1) I would like to see a slightly stronger statement here in section 6.1.3: "The M_FLOOD message MUST be sent periodically. The default SHOULD be 60 seconds, the value SHOULD be operator configurable." Maybe the following instead: "The M_FLOOD message MUST be sent periodically. The default MUST be 60 seconds, the value SHOULD be operator configurable but SHOULD be not smaller than 60 seconds." Or even a MUST for the minimum value is that acceptable for the desired use cases. 2) Also in section 6.5, I would like to seem some rate limiting/pacing: "An ACP node may choose to attempt initiate the different feasible ACP secure channel protocols it supports according to its local policies sequentially or in parallel,..." 3) Sec 6.7.3: How are baseline ACP and constrained ACP nodes defined? 4) sec 6.10.6: "With the current allocations, only 2 more schemes are possible, so the last addressing scheme should consider to be extensible in itself (e.g.: by reserving bits from it for further extensions." Maybe use a normative MUST here: "With the current allocations, only 2 more schemes are possible, so the last addressing scheme MUST be extensible in itself (e.g.: by reserving bits from it for further extensions." 5) I guess section 10 could be moved to the appendix.

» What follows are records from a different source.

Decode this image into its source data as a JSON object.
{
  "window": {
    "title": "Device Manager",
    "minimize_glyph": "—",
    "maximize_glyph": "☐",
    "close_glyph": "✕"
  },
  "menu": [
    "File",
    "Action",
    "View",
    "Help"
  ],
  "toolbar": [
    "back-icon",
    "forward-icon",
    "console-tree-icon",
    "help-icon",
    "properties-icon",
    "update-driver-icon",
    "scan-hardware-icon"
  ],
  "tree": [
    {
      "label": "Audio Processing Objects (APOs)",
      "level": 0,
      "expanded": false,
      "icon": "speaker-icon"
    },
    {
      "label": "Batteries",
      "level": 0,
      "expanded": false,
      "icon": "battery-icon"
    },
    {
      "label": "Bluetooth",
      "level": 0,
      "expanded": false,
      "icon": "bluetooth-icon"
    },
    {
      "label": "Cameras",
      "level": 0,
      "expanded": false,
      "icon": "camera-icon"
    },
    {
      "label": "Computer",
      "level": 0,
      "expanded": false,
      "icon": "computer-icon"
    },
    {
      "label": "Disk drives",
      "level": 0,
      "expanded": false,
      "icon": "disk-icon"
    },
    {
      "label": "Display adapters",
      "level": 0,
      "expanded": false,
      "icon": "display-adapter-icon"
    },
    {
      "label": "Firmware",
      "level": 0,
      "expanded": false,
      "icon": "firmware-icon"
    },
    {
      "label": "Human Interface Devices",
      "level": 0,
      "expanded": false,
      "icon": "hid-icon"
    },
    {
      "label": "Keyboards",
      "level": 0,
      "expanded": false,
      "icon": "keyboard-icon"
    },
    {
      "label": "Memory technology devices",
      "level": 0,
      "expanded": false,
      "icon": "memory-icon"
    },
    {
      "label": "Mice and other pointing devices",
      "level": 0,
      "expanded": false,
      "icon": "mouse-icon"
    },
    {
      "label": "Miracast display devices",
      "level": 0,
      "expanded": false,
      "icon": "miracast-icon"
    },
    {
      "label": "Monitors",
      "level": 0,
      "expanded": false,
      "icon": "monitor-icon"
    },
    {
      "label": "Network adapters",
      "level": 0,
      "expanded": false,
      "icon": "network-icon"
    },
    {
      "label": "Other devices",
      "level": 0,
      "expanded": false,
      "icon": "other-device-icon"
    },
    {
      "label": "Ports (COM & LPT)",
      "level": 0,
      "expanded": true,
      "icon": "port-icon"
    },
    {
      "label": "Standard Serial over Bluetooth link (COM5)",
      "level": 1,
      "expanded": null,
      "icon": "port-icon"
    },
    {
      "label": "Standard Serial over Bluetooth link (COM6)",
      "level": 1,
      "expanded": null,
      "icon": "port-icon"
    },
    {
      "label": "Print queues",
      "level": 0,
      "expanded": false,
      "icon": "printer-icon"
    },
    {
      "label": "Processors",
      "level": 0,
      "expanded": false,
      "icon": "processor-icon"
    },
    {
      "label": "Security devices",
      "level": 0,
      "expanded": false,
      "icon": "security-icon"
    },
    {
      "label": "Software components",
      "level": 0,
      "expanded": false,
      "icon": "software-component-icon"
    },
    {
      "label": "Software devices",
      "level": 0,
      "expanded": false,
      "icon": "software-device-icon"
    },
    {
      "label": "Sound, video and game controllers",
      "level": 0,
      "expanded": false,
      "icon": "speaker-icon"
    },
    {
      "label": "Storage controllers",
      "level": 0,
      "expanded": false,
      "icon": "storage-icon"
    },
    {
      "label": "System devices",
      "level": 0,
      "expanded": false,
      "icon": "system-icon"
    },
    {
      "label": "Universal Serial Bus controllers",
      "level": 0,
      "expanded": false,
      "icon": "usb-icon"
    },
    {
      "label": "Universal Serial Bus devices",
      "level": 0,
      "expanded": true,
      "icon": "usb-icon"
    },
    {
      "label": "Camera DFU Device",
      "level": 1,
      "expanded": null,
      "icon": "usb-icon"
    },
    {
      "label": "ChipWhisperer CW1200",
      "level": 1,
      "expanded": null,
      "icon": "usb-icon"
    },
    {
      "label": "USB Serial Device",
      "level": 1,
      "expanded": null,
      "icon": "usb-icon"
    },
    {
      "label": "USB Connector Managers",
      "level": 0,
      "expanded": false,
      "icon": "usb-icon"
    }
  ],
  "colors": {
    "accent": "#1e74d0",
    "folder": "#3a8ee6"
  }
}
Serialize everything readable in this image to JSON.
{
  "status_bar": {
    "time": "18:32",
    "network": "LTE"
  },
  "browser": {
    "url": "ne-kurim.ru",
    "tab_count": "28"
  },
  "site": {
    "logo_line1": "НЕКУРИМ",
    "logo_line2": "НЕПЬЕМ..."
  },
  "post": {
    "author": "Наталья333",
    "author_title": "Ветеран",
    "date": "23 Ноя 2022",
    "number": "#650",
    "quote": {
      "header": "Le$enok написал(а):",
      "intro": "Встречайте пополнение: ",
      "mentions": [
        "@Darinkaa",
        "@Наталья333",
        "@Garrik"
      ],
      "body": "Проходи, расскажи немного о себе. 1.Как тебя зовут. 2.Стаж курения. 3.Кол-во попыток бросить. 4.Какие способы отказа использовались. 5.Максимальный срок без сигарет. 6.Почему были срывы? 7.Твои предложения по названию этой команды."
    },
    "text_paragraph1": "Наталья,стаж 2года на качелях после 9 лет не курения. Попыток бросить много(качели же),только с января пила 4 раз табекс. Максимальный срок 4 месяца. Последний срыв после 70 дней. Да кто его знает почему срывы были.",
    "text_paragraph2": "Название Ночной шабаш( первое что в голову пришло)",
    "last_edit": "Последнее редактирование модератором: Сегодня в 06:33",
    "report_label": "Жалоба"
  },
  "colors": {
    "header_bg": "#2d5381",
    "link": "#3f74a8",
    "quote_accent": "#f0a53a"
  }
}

I haven't finished reading the whole document. I agree with Benjamin and Ekr that some security aspects are underspecified. A few extra comments/questions of my own: 1) Where is locator-option formally defined? 2) 6.10.2. The ACP Addressing Base Scheme o The 40 bits ULA "global ID" (term from [RFC4193]) for ACP addresses carried in the domain information field of domain certificates are the first 40 bits of the SHA256 hash of the routing subdomain from the same domain information field. I think you need to make clear that one needs to canonicalize (e.g. to lowercase) the routing subdomain before applying hash. You don't want some nodes using "example.com" and other "EXAMPLE.com". In the example of Section 6.1.1, the routing subdomain is "area51.research.acp.example.com" and the 40 bits ULA "global ID" 89b714f3db. 3) A.6: When Alice and Bob successfully establish the GRASP/TSL session, they typo: TSL --> TLS will negotiate the channel mechanism to use using objectives such as performance and perceived quality of the security. After agreeing on a channel mechanism, Alice and Bob start the selected Channel protocol. Once the secure channel protocol is successfully running, the GRASP/TLS connection can be kept alive or timed out as long as the selected channel protocol has a secure association between Alice and Bob. When it terminates, it needs to be re-negotiated via GRASP/ TLS.
I was involved in this for a while.